Hey! Forever here with a review!!

Overall, it was a solid story. I really enjoyed reading the whole thing and was kind of surprised at the ending. Anyway, let's get into the review.

Title: I don't know if I have any say in it or not, but I think that it could be a bit more creative. Like, the title didn't really 'say' anything to me which I do expect a title to do. Gwendolen. It doesn't really tell the reader about what the story is going to be about or something. If we talk about giving names as titles, then I think that give a name which is kind of ironical to the character's behaviour and whose meaning is widely known. This is completely my opinion, you can make it your way :D

Plot and flow: The plot was rather an interesting one. However, I was indeed left thinking about a lot of things. First of all, the flow of events. Something was missing in them... A connection, perhaps. Like the way she was in the school, then she came back, she was late, her stepmom became angry, she was kind of tortured, she was deprived of her belongings, she found his father's will. Although these were very very interesting events, a connection was missing in them. It just felt like a lot of events happening one after the other but not in a proper chain.

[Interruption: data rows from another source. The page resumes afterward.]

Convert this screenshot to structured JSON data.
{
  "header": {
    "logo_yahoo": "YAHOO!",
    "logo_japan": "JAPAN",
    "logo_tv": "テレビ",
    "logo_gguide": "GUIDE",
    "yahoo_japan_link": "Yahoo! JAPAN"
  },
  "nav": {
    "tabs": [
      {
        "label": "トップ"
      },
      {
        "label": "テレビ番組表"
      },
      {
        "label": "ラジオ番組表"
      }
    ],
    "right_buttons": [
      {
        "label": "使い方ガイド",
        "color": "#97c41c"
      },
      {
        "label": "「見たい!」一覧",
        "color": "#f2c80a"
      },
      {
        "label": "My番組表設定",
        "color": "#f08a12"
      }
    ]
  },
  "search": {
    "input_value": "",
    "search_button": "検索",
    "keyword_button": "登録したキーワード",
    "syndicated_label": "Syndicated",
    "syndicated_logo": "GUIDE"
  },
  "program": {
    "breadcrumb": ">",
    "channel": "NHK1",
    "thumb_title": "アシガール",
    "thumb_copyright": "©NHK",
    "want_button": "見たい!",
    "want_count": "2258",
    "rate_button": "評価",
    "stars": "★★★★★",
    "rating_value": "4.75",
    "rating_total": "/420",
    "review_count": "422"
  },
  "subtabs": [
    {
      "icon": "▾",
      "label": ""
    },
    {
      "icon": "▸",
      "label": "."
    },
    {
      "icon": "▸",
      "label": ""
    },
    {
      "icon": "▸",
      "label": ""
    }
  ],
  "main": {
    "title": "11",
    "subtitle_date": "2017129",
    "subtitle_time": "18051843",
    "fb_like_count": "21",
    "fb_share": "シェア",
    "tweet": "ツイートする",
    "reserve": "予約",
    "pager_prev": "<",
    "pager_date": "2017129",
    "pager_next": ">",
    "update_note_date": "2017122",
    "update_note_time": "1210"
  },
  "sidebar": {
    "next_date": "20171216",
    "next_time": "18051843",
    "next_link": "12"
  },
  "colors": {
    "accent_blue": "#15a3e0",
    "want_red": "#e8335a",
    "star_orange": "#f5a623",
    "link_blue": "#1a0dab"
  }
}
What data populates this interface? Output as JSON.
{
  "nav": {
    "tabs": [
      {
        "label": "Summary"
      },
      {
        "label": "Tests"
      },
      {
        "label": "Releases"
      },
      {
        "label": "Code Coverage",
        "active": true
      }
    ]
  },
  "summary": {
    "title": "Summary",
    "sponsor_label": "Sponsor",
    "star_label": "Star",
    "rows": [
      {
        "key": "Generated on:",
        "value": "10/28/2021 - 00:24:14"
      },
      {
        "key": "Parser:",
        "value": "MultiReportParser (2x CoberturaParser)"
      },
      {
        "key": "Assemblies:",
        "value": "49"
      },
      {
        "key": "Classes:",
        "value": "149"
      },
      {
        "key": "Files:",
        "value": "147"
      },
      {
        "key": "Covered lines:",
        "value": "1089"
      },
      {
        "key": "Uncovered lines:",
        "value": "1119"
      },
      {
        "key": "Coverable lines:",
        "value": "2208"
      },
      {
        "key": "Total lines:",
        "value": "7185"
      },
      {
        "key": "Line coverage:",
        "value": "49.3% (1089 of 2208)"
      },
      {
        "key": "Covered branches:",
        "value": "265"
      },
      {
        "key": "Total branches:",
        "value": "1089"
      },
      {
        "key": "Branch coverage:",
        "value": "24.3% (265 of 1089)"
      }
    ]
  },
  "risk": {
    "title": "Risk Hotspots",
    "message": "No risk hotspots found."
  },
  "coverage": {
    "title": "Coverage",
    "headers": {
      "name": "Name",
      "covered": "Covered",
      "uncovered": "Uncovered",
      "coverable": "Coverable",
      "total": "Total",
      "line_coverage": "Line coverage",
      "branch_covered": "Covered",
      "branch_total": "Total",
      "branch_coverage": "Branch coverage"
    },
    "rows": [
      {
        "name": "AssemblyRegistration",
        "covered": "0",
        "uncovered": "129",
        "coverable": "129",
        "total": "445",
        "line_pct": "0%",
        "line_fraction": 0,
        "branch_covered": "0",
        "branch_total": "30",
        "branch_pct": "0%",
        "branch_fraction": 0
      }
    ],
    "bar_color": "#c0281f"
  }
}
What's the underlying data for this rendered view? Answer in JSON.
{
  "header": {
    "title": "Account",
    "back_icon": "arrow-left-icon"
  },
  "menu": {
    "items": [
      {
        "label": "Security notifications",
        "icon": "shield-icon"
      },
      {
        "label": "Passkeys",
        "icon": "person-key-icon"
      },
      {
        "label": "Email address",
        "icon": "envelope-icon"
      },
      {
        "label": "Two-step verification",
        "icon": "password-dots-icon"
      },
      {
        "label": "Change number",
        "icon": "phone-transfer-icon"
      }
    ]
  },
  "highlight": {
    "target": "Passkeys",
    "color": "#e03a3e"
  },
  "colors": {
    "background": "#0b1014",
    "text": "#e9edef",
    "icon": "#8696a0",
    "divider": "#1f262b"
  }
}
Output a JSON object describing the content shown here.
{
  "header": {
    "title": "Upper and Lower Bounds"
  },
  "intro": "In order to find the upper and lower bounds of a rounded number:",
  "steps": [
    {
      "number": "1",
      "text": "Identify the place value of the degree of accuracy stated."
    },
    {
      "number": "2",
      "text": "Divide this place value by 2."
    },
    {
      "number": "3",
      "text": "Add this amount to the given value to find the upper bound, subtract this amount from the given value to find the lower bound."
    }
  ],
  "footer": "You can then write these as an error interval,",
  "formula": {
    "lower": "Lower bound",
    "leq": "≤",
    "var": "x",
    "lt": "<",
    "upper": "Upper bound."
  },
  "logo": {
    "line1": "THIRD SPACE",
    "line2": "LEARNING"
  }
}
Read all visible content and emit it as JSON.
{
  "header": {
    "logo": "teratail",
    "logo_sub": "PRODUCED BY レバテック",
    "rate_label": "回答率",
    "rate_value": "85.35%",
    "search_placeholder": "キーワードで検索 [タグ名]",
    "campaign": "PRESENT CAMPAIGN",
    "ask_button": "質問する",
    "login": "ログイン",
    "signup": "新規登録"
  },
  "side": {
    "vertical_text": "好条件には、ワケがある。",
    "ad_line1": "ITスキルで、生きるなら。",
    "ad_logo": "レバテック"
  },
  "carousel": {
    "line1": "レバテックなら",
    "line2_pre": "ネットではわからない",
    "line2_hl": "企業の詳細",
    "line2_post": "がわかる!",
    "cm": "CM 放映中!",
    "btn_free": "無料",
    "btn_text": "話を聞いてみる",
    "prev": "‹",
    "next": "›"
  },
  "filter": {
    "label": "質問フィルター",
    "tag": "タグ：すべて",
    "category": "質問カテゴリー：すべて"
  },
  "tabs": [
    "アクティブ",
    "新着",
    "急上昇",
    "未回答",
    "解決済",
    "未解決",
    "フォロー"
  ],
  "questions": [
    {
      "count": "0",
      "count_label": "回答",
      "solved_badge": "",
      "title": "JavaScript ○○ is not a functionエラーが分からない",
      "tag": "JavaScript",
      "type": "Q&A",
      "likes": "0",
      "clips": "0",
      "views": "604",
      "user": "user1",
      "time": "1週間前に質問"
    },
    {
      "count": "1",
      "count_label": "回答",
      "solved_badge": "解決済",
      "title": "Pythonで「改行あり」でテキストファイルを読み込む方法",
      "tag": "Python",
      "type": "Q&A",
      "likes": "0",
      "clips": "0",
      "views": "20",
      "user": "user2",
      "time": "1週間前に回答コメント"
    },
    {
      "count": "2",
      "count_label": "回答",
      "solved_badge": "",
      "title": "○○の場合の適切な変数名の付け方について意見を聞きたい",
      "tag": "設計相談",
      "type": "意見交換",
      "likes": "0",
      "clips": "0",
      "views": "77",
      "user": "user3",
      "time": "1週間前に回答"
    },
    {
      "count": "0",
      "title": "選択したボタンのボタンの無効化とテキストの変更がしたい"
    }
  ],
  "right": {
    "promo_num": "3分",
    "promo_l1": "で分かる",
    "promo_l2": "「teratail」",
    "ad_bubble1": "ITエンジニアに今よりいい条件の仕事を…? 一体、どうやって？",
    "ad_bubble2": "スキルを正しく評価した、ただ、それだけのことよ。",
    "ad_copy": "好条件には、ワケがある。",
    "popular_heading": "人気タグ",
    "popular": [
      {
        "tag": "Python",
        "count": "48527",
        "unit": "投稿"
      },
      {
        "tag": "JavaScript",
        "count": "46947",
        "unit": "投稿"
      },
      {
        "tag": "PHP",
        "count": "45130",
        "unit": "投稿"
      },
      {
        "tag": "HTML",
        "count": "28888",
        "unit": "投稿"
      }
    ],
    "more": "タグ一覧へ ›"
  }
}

Maybe I am not making this very clear(I apologise for that) but think, are all these events absolutely necessary for your short story? If not, cut them off and just stay with the absolutely necessary ones. To some extent, I feel the school isn't necessary, leaving the house isn't necessary. Let her find her father's will in some different manner. I am not at all sure why suddenly she decided to go to the kitchen and then ultimately ending up with the will. I definitely understand the fact that the will is very important because this perhaps is going to make her leave the house or if she has the house, she can live there a bit more peacefully. Also, maybe it might be the case that heer stepmom was actually using the money left for her for her as well as for them. I wonder if that can be done in some other way.

Characters: Well, the characters were definitely inspired by the Cindrella story. I clearly see that. Ah, the stepmother was indeed very cruel to hurt such a good child. The protagonist definitely seems to be good from all instances. She really managed to stay with them despite all these pains. Also, the stepsisters. They were indeed a bit typical but will do, I guess.

Hm... The ending. I wonder why it was left unfinished. Because it was to be inferred by the reader in their own way? Ah I guess she is gonna take some actions against these people and the condition... It's probably going to be the opposite now. That a nice twist in the end!

Keep Writing!!



Thanks for the review! Originally, the title of the story was The Burden Bearer, but I didn%u2019t really think that fit the story so I changed it. This was also a school assignment and I kind of ran out of time writing it, which is why the ending was kind of rushed. If I ever go back and revise it though, I will definitely take some of what you said into consideration.

"It suddenly struck me that that tiny pea, pretty and blue, was the Earth. I put up my thumb and shut one eye, and my thumb blotted out the planet Earth. I didn't feel like a giant. I felt very, very small."
— Neil Armstrong